Posts Tagged ‘jline publishing’
It’s been a long dream of mine to see manga widely distributed in the Philippines. In fact, if people asked what I would do if I won the lottery, I will say that I will establish a manga publishing firm in the Philippines.
Not that I have issues in seeing manga in English (I’ve been thankful that this is available to me), but see, I’m a little envious that our Southeast Asian neighbors have easy access to manga.
Meeting people online as well as traveling to places has shown me how late the Philippines is in the manga game. Almost every major Southeast Asian nation has a manga industry. Ten years ago, I managed to go around the region thanks to my father and back then, localized manga from Thailand and Malaysia were thin tankoubon formats printed in newsprint. The Chinese editions were a little different, with paper closer to a thicker version of parchment.
In my recent trip to Kuala Lumpur, I took a shot in buying manga from a 7-11 store. It was the Malay version of Gokudou Twins and I cannot vouch for quality of the translations but I can share that the publishing quality is quite good. It even mimicks Japan’s double cover! The best part yet was it was sold for RM7, just a little over PHP 98, or $3.50.
Upon seeing that edition, I return to what I had reflected on about the five years that came and went since I started this blog. In it, I had high hopes that manga is on an upswing in the Philippines however, can it be as widespread as it is in Thailand, Indonesia, and Malaysia?
… and I missed my celebration! ??????(?????????) ?????????????!! I honestly wasn’t able to keep track of when I actually actively started this blog and it turned out that my site went in motion on August 23 and I forgot to celebrate. lol. I’ve been busy during the past few days as well due to the bookfair so the date just slipped away. Gomen ne. ^^;;
A lot has happened back when I started. Back then, I was on student allowance and now I’m fortunate to at least have something to sustain the hobby. lol. More so, there’s been a lot of developments in terms of manga in the Philippines.

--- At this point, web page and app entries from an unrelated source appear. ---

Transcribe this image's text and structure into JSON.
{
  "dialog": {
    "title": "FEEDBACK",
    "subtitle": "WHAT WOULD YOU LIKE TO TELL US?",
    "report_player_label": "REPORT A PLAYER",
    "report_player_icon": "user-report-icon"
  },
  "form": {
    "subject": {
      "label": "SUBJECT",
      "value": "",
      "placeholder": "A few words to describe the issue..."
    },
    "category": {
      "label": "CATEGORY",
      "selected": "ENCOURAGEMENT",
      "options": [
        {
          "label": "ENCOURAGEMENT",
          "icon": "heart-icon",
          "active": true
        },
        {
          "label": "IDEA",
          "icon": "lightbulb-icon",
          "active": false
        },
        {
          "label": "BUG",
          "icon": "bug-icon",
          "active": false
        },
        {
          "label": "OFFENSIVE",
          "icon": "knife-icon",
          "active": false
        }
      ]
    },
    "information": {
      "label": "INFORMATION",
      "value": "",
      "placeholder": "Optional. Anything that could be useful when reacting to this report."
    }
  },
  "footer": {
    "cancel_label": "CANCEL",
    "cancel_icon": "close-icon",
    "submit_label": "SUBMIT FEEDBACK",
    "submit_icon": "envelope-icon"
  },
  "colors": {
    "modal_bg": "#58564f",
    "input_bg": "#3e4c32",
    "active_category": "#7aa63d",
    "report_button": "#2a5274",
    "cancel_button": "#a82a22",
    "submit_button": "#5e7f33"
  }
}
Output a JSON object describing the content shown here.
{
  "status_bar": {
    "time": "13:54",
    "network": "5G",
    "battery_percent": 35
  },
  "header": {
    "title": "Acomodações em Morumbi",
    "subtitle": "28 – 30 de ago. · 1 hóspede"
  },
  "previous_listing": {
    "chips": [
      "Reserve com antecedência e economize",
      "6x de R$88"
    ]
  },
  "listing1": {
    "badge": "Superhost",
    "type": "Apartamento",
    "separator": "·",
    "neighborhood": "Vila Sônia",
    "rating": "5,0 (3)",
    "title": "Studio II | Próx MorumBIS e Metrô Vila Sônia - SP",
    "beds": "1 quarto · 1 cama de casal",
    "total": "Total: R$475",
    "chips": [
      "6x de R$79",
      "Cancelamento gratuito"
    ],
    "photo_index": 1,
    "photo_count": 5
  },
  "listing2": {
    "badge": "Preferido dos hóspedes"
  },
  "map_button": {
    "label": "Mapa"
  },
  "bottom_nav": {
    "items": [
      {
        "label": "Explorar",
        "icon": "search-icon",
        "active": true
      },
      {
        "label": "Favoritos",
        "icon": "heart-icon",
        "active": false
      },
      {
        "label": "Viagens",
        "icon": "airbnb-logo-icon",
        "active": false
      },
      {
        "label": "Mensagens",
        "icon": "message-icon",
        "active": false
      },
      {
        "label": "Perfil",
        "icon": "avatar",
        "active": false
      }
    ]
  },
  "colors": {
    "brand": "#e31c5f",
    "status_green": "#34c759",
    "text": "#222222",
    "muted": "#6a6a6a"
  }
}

In the past year since I started, there’s been a surge of English translated manga in the Philippines. Booksellers have become sophisticated in their choice of mangas and have started to bring in a lot of more popular titles as well as some to cater for those who have eclectic tastes (but trust me, just like in the US, finding them can be a total pain. -_-;;) . Another interesting thing to note is the resurgence of Japanese mangas in the Philippines through Manga Kissa 10 and the JFMO library. Although you won’t be able to buy the manga, at least you would have access to the weekly magazines and the likes.
But perhaps the most interesting development this year was the discovery of my friend while going through their local Japanese grocery. In this said grocery, they started selling tagalog translated volumes of Doraemon. The book is not as well printed as its American counterparts. If I have something to compare it with, it’s closer to the Malaysian manga releases. Not so sure if it’s the same for Indonesian prints. The paper’s closer to newsprint and the print was closer to that of the weekly magazines than it is that of a tankoubons. For the cheap price of P60 ($1.20) , it’s the best kind of print they can do.
In terms of translation, the manga turned out quite well. The conversations were casual and some things were appropriately contextualized. Mochi was turned to Bibingka1 and the translators were not afraid to use colloquial terms over those that would deem to be more proper in literature. Sound effects and variations thereof were also translated which made it all the more fun. In short, the translators made an effort to keep the spirit of Doraemon by sticking towards a translation that is closer to home. I hope that this characteristic and its cheap cheap price could spiral a new industry in the Philippines.
I just realized this morning that this was not the first tagalog translated manga in the Philippines. (Sorry about that Ed. ^^;;) Barefoot Gen was also published in the Philippines for a short while before the 80s. In fact there was a big effort after the war to distribute Barefoot Gen to the Filipinos to show the impact of the war to the Japanese, but I’m not so sure what happened afterwards. The choice to translate Barefoot Gen was more of a political effort than a commercial effort. What makes this Doraemon release special is the fact that it’s being released commercially. As I told Ed this morning, there are around 4 volumes available and this could be the start of something new for mangas in the Philippines. Many countries in South East Asia makes a big effort in translating Japanese manga to the local dialect. Indonesians has a bustling translated manga industry. The same goes for Thailand, Singapore, Hong Kong, and Malaysia. These countries have been ahead in the game, and it should be time for Philippines to follow suit. Hopefully… HOPEFULLY, this publisher could get more licenses with more titles and start publishing them here.
- a local rice cake, not the same texture but both are ‘essentially’ rice cakes [↩]